PYONGYANG, North Korea — New North Korean leader Kim Jong Un burnished his diplomatic skills Monday, welcoming a private South Korean delegation as state media called him a "sagacious" leader and revealed a new title that gives him authority over political matters.
Kim has rapidly gained prominence since the death of his father, Kim Jong Il, on Dec. 17, and his brief meeting with a mourning delegation led by a former South Korean first lady and a prominent business leader shows Seoul that he is assured in his new role.
State media have showered Kim with new titles. On Saturday, the North referred to him as "supreme leader" of the 1.2 million-strong armed forces and said the military's top leaders had pledged their loyalty to him. On Monday, the Rodong Sinmun newspaper described him as head of the Central Committee of the Workers' Party — a post that appears to make him the top official in the ruling party.
North Korea's official Korean Central News Agency also called Kim a "sagacious leader" and "dear" comrade while reporting that he paid respects Monday to his father, whose body is lying in state at Kumsusan Memorial Palace. State media have already dubbed him a "great successor" and an "outstanding leader."

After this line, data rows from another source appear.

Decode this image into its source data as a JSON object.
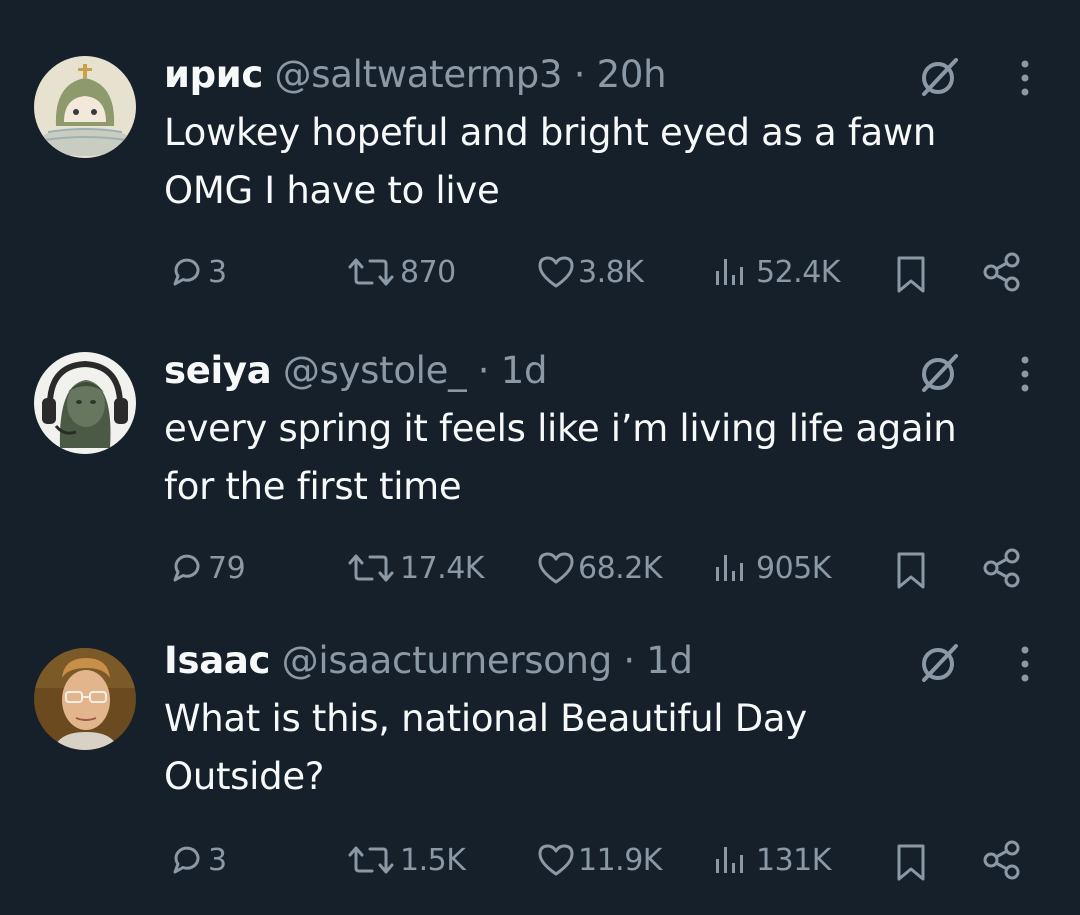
{
  "tweets": [
    {
      "name": "ирис",
      "handle": "@saltwatermp3",
      "dot": "·",
      "time": "20h",
      "lines": [
        "Lowkey hopeful and bright eyed as a fawn",
        "OMG I have to live"
      ],
      "replies": "3",
      "reposts": "870",
      "likes": "3.8K",
      "views": "52.4K"
    },
    {
      "name": "seiya",
      "handle": "@systole_",
      "dot": "·",
      "time": "1d",
      "lines": [
        "every spring it feels like i’m living life again",
        "for the first time"
      ],
      "replies": "79",
      "reposts": "17.4K",
      "likes": "68.2K",
      "views": "905K"
    },
    {
      "name": "Isaac",
      "handle": "@isaacturnersong",
      "dot": "·",
      "time": "1d",
      "lines": [
        "What is this, national Beautiful Day",
        "Outside?"
      ],
      "replies": "3",
      "reposts": "1.5K",
      "likes": "11.9K",
      "views": "131K"
    }
  ],
  "icons": {
    "grok": "grok-icon",
    "more": "more-icon",
    "reply": "reply-icon",
    "repost": "repost-icon",
    "like": "like-icon",
    "views": "views-icon",
    "bookmark": "bookmark-icon",
    "share": "share-icon"
  },
  "colors": {
    "background": "#15202b",
    "text_primary": "#f7f9f9",
    "text_secondary": "#8b98a5"
  }
}
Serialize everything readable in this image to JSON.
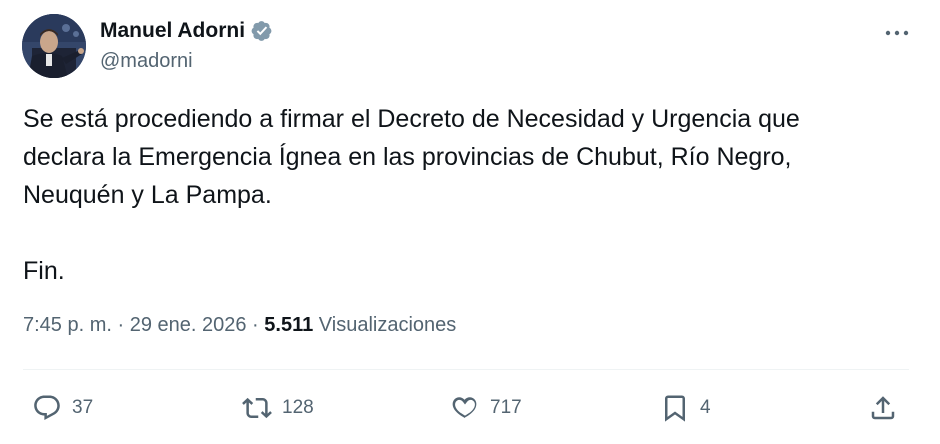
{
  "author": {
    "display_name": "Manuel Adorni",
    "handle": "@madorni",
    "verified_icon": "verified-badge-icon",
    "verified_color": "#829aab"
  },
  "tweet": {
    "text": "Se está procediendo a firmar el Decreto de Necesidad y Urgencia que\ndeclara la Emergencia Ígnea en las provincias de Chubut, Río Negro,\nNeuquén y La Pampa.\n\nFin.",
    "time": "7:45 p. m.",
    "separator": " · ",
    "date": "29 ene. 2026",
    "views_count": "5.511",
    "views_label": " Visualizaciones"
  },
  "actions": {
    "replies": "37",
    "reposts": "128",
    "likes": "717",
    "bookmarks": "4"
  },
  "icons": {
    "more": "more-options-icon",
    "reply": "reply-icon",
    "repost": "repost-icon",
    "like": "heart-icon",
    "bookmark": "bookmark-icon",
    "share": "share-icon"
  },
  "colors": {
    "text_primary": "#0f1419",
    "text_secondary": "#536471",
    "divider": "#eff3f4"
  }
}
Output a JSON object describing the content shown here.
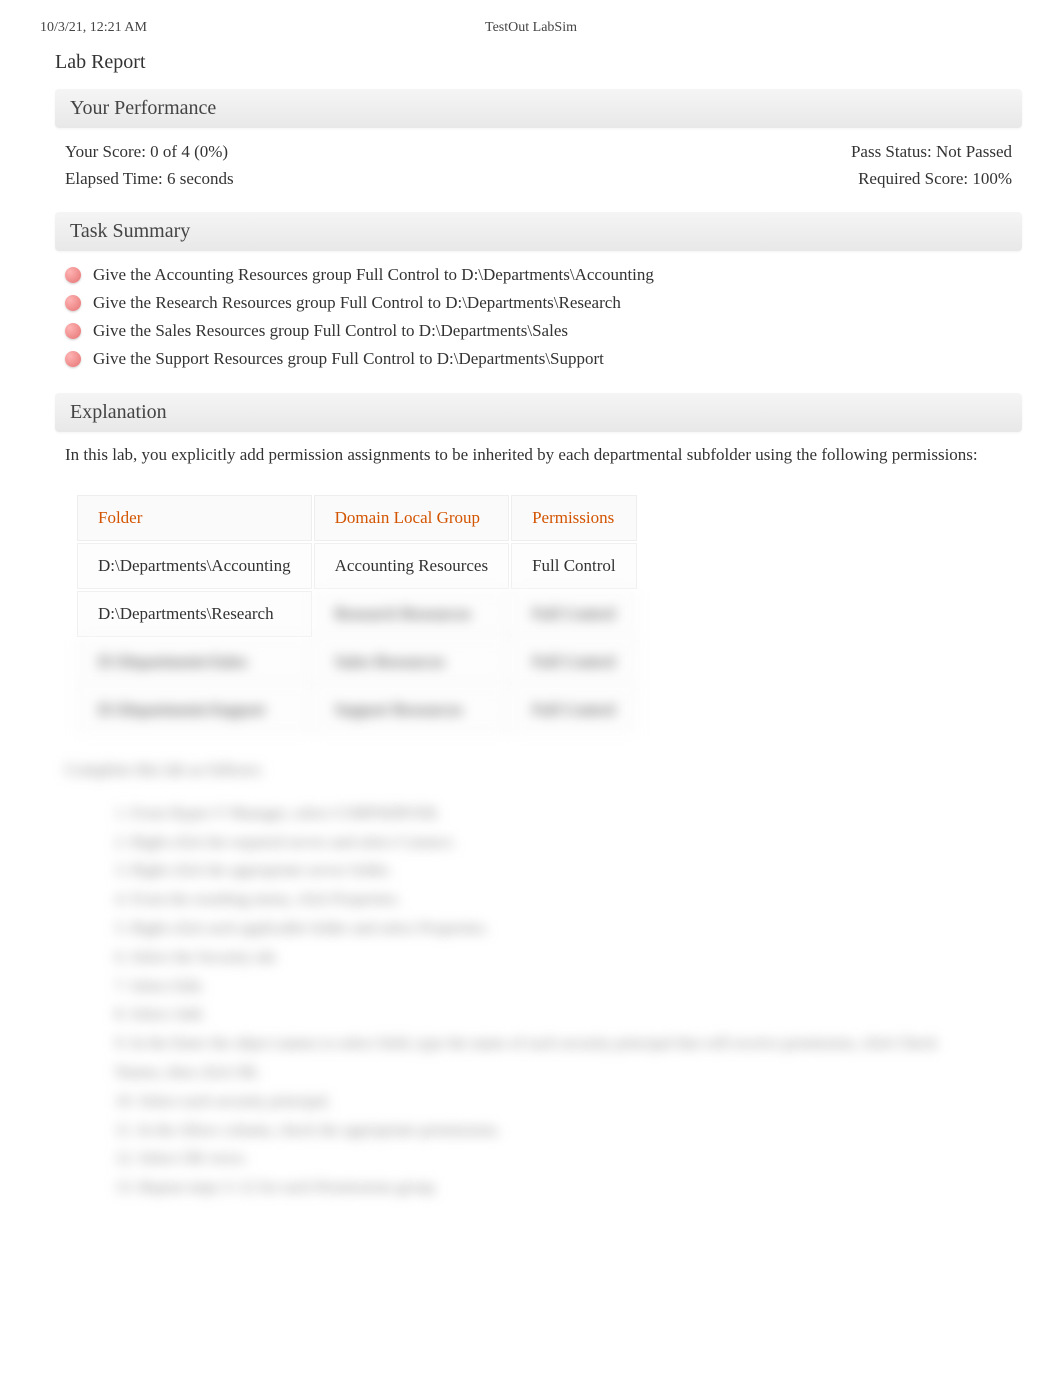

It was the fourth time the North's media reported that Kim had visited the memorial palace since his father's death, according to Seoul's Unification Ministry.
Also on Monday, a South Korean delegation stood in a line on a red carpet and bowed during their visit to the Kumsusan palace, where Kim Jong Il's bier is surrounded by flowers and flanked by an honor guard.
Kim Jong Un gave the South Koreans his thanks after they expressed condolences and sympathy, the Korean Central News Agency said. The Unification Ministry confirmed the meeting in a statement.
The lead delegates were the widow of former South Korean President Kim Dae Jung, who engineered a "sunshine" engagement policy with the North and held a landmark summit with Kim Jong Il in 2000, and Hyundai Group chairwoman Hyun Jeong Eun, whose late husband had ties to the North.